Subtle fresh bread aromas combine well with ripe strawberries and raspberries on the nose, in turn creating a light, fresh palate ending with a long, dry finish.
 
Billecart-Salmon 2004 – France
 
Very fresh on the nose with a great combination of citrus and lime with a small hint of dried fruits. A light, soft and savoury mix of fruits and apple creates a long finish for a Champagne that can only get better with age.
 
 
A fantastic night resulting in a good mix of both Prosecco and Champagne, with great stories and facts from our host and a bottle of Primo Prosecco is now safely chilling in my fridge. It’s amazing what a simple tasting will do to your palate and wallet!
 
All 10 sparkling wines are available on the Corks Out website here.
For more photos of the tasting, click here.
 
 
 

© David Marsland and Drinks Enthusiast 2011. Unauthorized use and/or duplication of this material without express and written permission from this blog/sites author and owner is strictly prohibited. Excerpts and links may be used, provided that full and clear credit is given to David Marsland and Drinks Enthusiast with appropriate and specific direction to the original content.

 

 

Corks Out Review
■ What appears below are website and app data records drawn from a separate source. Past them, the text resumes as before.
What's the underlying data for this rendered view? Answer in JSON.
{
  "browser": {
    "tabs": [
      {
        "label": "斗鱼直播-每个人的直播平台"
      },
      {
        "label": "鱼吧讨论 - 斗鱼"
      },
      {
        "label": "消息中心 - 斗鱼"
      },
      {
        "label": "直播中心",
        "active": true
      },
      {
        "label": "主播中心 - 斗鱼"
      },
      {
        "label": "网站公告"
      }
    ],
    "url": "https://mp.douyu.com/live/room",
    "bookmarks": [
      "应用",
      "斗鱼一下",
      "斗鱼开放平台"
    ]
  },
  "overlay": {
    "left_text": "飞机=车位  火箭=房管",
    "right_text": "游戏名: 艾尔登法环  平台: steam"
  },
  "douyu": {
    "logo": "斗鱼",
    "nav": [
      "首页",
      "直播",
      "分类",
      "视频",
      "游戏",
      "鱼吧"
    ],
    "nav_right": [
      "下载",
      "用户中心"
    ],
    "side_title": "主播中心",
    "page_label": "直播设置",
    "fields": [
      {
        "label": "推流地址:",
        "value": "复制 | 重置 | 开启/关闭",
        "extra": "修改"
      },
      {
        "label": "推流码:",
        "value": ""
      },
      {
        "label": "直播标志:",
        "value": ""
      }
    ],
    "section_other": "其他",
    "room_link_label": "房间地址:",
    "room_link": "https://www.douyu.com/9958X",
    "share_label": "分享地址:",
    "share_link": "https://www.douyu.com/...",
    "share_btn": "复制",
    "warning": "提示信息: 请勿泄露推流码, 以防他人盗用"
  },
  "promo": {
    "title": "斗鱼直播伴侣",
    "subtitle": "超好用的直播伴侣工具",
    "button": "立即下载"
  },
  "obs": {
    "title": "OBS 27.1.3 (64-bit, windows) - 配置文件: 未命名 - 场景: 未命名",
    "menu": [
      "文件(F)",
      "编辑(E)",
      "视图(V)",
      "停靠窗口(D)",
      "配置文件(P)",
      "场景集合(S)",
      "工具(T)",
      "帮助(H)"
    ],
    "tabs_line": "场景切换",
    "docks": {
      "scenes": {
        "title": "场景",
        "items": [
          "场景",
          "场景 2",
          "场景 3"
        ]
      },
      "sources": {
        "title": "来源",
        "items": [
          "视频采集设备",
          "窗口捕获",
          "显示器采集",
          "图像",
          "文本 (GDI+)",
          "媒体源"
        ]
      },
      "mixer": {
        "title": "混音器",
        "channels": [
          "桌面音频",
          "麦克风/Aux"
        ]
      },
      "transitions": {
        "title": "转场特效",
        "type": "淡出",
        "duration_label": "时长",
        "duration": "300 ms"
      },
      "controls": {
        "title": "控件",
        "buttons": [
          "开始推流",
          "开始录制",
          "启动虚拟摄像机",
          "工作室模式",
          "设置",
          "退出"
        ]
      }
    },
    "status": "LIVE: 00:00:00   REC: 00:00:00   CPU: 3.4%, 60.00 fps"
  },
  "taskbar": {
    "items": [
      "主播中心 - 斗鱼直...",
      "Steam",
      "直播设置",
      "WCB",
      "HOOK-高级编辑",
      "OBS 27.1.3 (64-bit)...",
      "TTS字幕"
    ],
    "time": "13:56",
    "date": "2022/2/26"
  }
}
Corks Out is an independent wine and spirit merchants who base themselves in the North West. A couple of years ago they opened a store in Timperley and I use to frequent there to purchase that something special. Both wines and spirits have been bought including Licor 43, Goslings Navy Seal rum and Martin Millers gin, Old Tom ales and various wines from different countries.

Me and my flat-mate made a recent trip there a few days ago to purchase for him a bottle of gin for a friend’s birthday. As ever the staff were very knowledgable and helpful in choosing the best gin for our price range (he opted for Martin Millers London Dry), a selection that also included Chase Williams, Blackwoods and Haymans.

Montes Pinot Noir 2009

We had also heard about Corks Out new seating areas that they have recently introduced where you can have a glass of wine or champagne. We decided to go for their corkage deal where you can purchase any bottle of wine for over £10 and pay only £3.50 corkage! We opted for a Chilean Montes Pinot Noir 2009. An easy drinking medium-bodied red wine that had wonderful red berry and raspberry aromas. On the palate, it gave off an intense flavour of strawberries and vanilla with a savoury character which gave it a long lingering after-taste. At only £9.95, this was a bargain, and to be able to drink it surrounded by what literally can only be described as a wine cellar on street level, it can even beat having a glass of wine in a local bar.

Theres stores in Alderley Edge, Chester, Stockton Heath and Heswall so if you’re near, pop in and take a look at what I can safely say is one hell of a good range! I may even see you there myself!

Check out their website at http://www.corksout.com for deals and details of there wine tasting sessions that they offer every month. Don’t forget to sign-up to my drinks blog (available at my home page) for reviews of the upcoming tasting sessions as and when they happen.